A settlement payment may consist of multiple elements that have been allocated by the parties. For example, an agreement may include allocations to back pay, emotional distress, and attorneys’ fees. Generally, the IRS will not disturb an allocation if it is consistent with the substance of the settled claimsSince that’s not 100 percent clear, let’s dive into the finer details.
Things you need to know about injury settlements and taxes in FloridaThe process of determining your tax liability, as it relates to a Florida personal injury settlement, is easier said than done. There are many circumstances to consider, including:
Physical injuries or physical sickness
- If you receive a settlement for personal physical injuries or physical sickness and did not itemize deductions for medical expenses related to the injury or sickness in the previous years, the full amount is non-taxable.
- If you receive a settlement for personal physical injuries or physical sickness, you must include in your income that portion of the settlement that is for medical expenses deducted in the previous years (which is the opposite of above).
Emotional distress or mental anguish
- Payments you receive for emotional distress or mental anguish, which originate from a personal physical injury or physical sickness, are treated in the same manner as personal physical injuries or physical sickness.
- If the payments you receive for emotional distress or mental anguish do not originate from a personal physical injury or physical sickness, they must be included in your income. On the plus side, the amount you include can be reduced by previously deducted medical expenses and payments for medical expenses related to emotional distress or mental anguish.
What about punitive damages in a Florida injury settlement?Here’s how punitive damages are defined by the Legal Information Institute at Cornell University:
Punitive damages are considered punishment and are typically awarded at the court’s discretion when the defendant’s behavior is found to be especially harmful.Punitive damages are treated differently by the IRS, with the agency noting the following:
Punitive damages are taxable and should be reported as “Other Income” on line 21 of Form 1040, Schedule 1, even if the punitive damages were received in a settlement for personal physical injuries or physical sickness.So, if you receive punitive damages along with other forms of compensation, it’s important that you take this into consideration in regards to your injury settlement and its applicable taxes.

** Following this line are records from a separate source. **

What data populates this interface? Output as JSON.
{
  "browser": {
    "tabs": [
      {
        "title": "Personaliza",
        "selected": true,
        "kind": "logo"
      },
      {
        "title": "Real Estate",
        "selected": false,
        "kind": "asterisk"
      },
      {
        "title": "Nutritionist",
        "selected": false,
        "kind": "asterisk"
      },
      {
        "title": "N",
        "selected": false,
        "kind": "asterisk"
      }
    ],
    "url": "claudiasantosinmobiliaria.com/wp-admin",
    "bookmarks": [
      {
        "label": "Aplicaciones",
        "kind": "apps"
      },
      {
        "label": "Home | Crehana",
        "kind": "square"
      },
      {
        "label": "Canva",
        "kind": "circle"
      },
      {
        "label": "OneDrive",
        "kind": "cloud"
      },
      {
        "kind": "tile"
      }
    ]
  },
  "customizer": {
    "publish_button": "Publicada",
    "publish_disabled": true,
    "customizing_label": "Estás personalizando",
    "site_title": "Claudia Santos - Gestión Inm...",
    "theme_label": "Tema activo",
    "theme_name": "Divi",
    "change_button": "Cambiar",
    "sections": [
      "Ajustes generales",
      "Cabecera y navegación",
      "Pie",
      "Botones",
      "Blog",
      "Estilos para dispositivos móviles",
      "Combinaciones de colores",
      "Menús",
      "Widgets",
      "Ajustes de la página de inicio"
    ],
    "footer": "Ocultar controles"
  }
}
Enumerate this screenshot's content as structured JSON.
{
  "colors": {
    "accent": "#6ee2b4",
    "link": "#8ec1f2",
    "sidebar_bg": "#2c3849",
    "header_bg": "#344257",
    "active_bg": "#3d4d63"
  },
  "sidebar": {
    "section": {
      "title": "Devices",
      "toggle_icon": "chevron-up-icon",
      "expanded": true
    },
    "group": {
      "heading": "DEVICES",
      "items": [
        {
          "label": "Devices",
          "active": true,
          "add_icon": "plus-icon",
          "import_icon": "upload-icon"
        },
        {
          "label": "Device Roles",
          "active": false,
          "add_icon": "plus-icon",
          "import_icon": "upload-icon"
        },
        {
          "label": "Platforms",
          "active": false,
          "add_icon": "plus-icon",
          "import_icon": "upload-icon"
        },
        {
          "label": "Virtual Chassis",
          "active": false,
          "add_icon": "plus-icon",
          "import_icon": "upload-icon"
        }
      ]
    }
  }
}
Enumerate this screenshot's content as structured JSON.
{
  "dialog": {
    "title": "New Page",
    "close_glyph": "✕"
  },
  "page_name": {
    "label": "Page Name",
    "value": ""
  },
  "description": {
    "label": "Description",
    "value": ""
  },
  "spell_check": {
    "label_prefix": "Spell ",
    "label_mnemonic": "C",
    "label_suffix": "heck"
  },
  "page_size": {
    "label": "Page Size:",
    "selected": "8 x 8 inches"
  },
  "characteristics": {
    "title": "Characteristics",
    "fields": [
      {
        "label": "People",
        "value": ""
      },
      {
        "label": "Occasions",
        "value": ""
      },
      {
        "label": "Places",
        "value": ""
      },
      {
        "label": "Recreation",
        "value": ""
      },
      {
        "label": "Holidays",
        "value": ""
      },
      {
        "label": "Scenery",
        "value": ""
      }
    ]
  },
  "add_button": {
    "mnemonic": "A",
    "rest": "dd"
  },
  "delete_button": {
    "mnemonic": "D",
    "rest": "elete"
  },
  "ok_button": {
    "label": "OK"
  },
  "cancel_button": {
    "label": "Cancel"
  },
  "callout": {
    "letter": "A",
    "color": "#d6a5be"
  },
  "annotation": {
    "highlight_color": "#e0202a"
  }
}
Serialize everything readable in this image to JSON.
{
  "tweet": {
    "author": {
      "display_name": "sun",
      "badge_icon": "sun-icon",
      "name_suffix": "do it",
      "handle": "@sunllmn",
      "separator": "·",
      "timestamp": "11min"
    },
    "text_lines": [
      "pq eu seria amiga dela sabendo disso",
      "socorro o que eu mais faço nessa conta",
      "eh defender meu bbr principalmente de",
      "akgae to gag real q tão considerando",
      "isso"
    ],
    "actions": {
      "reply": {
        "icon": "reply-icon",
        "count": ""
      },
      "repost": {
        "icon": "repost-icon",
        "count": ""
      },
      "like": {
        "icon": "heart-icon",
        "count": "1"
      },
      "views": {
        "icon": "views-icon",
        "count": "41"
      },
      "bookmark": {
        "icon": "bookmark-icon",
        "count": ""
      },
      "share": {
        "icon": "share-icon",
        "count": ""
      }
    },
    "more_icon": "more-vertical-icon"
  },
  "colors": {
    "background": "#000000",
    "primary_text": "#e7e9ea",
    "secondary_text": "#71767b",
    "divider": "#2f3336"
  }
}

Questions to ask a tax professional about your injury settlementDoes all this have you confused? Are you concerned that your Florida injury settlement can wreak havoc on your finances come tax time? Rather than wait and hope for the best, consult with an experienced tax professional (preferably someone who has experience with personal injury settlements in Florida). They can help you take action now, such as by making quarterly payments. When doing so, ask questions such as:
- What type of information and documentation do you need from me?
- Is any of the money I received taxable?
- How does the IRS determine what is and isn’t taxable?
- What impact does the injury settlement have on other taxes that I may have to pay?